Newspapers need to worry about the best and the worst of the blogosphere

Like the long-gone typesetters, today’s newspaper guild members believe that their job is somehow their “property,” and that no amateur can step in to perform their difficult and arduous tasks. On one level, they’re right. John Q. Blogger can’t fly to Baghdad or Bosnia and do the work of a John F. Burns. But what a lot of guild members miss is that not everybody wants to read John F. Burns, not everybody who wants to read about Baghdad is going to demand coverage of the quality he produces, and not everybody wants Baghdad coverage, period. If you loosely define journalism as words and graphics about current events deliverable on tight deadline to a mass audience, the price of entry into the craft has dropped to a few hundred dollars. Hell, I can remember renting an IBM Selectric for $100 a month in the late 1970s just to make my freelance articles look more “professional” to my editors.

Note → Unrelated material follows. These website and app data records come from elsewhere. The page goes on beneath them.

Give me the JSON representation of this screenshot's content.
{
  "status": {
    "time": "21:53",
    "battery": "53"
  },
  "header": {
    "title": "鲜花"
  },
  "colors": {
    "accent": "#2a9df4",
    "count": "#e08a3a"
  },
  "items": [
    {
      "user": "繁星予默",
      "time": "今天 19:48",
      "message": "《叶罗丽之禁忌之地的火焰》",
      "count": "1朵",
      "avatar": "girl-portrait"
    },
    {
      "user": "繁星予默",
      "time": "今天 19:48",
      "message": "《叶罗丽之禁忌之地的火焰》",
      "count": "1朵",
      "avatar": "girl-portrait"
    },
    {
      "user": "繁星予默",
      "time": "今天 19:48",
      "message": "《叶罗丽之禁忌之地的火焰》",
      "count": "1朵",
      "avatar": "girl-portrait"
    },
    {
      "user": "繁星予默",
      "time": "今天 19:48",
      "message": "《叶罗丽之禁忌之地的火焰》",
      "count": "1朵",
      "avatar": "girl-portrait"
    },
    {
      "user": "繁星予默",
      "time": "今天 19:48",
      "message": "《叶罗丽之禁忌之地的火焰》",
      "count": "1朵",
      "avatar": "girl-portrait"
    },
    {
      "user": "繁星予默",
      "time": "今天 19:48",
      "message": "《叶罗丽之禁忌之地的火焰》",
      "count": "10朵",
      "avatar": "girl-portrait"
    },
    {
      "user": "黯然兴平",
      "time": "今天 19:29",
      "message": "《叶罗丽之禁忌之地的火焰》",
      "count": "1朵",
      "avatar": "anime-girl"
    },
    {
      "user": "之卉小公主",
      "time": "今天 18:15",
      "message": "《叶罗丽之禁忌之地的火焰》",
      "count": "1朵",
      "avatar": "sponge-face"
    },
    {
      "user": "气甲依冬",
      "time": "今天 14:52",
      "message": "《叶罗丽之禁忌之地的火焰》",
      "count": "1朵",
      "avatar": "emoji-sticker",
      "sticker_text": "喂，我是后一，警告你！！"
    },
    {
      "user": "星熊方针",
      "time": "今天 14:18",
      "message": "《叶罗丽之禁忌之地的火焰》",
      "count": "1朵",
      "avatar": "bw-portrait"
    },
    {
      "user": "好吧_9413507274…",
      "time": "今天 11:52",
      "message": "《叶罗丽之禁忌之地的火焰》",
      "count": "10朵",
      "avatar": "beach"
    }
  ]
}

So, when newspaper reporters bellyache about shoot-from-the-hip bloggers who don’t fully investigate the paper trail before writing a story or double-check their facts before posting, they’re telling a valuable truth. Bad bloggers are almost as bad as bad journalists. But the prospect of a million amateurs doing something akin to their job unsettles the guild, making it feel like Maytag’s factory rats whose jobs were poached by low-paid Chinese labor.

It’s not just the best of the blogosphere drawing away big audiences that the guild need worry about. If Chris Anderson’s Long Tail intuitions are right, the worst of the blogosphere—if it’s big enough—presents just as much (or more) competition. Michael Kinsley made me laugh a decade ago when he argued against Web populists replacing professional writers, saying that when he goes to a restaurant, he wants the chef to cook his entree, not the guy sitting at the next table. I’m not laughing anymore: When there are millions of aspiring chefs in the room willing to make your dinner for free, a least a hundred of them are likely to deal a good meal. Mainstream publishers no longer have a lock on the means of production, making the future of reading and viewing anybody’s game. To submit a tortured analogy, it’s like the Roman Catholic church after Gutenberg. Soon, everyone starts thinking he’s a priest.

I’m not about to predict what the collapsing cost of media creation will ultimately do to the news business, if only because my track record at prophesy is terrible. But this much I know: The newspaper guild (again, reporters, editors, publishers) can’t compete by adding a few blogs here, blogging up coverage over there, and setting up “comment” sections. If newspapers, magazines, and broadcasters don’t produce spectacular news coverage no blogger can match, they have no right to survive.

Not Just Another Column About Blogging: What newspaper history says about newspaper future,” by Jack Shafer, Slate, January 28, 2006

More

. . . . . . . . .

Posted in: Fourth Estate

Post a Comment